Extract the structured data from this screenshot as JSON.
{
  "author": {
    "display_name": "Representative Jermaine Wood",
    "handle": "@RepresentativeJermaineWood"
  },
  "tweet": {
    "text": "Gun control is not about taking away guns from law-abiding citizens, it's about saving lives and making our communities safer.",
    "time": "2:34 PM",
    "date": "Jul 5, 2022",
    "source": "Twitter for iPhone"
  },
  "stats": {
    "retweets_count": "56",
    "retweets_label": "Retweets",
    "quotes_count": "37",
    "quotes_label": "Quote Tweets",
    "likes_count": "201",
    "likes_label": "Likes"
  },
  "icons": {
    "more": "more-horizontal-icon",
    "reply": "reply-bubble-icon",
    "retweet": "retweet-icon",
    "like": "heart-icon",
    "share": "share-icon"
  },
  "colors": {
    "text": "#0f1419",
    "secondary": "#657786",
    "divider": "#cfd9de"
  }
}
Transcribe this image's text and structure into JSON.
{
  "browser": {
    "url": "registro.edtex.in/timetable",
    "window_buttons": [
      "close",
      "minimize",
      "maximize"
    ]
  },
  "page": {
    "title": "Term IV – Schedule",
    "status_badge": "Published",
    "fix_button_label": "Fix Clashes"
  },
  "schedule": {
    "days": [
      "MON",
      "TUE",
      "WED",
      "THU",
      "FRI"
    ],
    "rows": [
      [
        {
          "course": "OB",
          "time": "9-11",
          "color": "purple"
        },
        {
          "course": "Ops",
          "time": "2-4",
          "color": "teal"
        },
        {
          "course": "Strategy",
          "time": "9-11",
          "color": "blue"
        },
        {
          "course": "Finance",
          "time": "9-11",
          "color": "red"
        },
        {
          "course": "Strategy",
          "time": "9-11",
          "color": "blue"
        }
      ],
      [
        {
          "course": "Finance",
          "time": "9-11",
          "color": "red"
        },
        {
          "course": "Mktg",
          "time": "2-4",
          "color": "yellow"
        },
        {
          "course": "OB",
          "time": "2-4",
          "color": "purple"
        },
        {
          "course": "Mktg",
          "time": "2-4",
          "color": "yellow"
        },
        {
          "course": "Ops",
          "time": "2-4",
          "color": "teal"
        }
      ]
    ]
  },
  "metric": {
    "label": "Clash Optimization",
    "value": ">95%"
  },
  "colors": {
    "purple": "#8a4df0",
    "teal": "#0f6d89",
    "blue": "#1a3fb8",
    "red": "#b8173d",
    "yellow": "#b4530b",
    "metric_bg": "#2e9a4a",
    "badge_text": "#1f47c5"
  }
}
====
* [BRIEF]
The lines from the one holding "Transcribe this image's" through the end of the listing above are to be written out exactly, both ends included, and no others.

* [OUTPUT BELOW]
Transcribe this image's text and structure into JSON.
{
  "browser": {
    "url": "registro.edtex.in/timetable",
    "window_buttons": [
      "close",
      "minimize",
      "maximize"
    ]
  },
  "page": {
    "title": "Term IV – Schedule",
    "status_badge": "Published",
    "fix_button_label": "Fix Clashes"
  },
  "schedule": {
    "days": [
      "MON",
      "TUE",
      "WED",
      "THU",
      "FRI"
    ],
    "rows": [
      [
        {
          "course": "OB",
          "time": "9-11",
          "color": "purple"
        },
        {
          "course": "Ops",
          "time": "2-4",
          "color": "teal"
        },
        {
          "course": "Strategy",
          "time": "9-11",
          "color": "blue"
        },
        {
          "course": "Finance",
          "time": "9-11",
          "color": "red"
        },
        {
          "course": "Strategy",
          "time": "9-11",
          "color": "blue"
        }
      ],
      [
        {
          "course": "Finance",
          "time": "9-11",
          "color": "red"
        },
        {
          "course": "Mktg",
          "time": "2-4",
          "color": "yellow"
        },
        {
          "course": "OB",
          "time": "2-4",
          "color": "purple"
        },
        {
          "course": "Mktg",
          "time": "2-4",
          "color": "yellow"
        },
        {
          "course": "Ops",
          "time": "2-4",
          "color": "teal"
        }
      ]
    ]
  },
  "metric": {
    "label": "Clash Optimization",
    "value": ">95%"
  },
  "colors": {
    "purple": "#8a4df0",
    "teal": "#0f6d89",
    "blue": "#1a3fb8",
    "red": "#b8173d",
    "yellow": "#b4530b",
    "metric_bg": "#2e9a4a",
    "badge_text": "#1f47c5"
  }
}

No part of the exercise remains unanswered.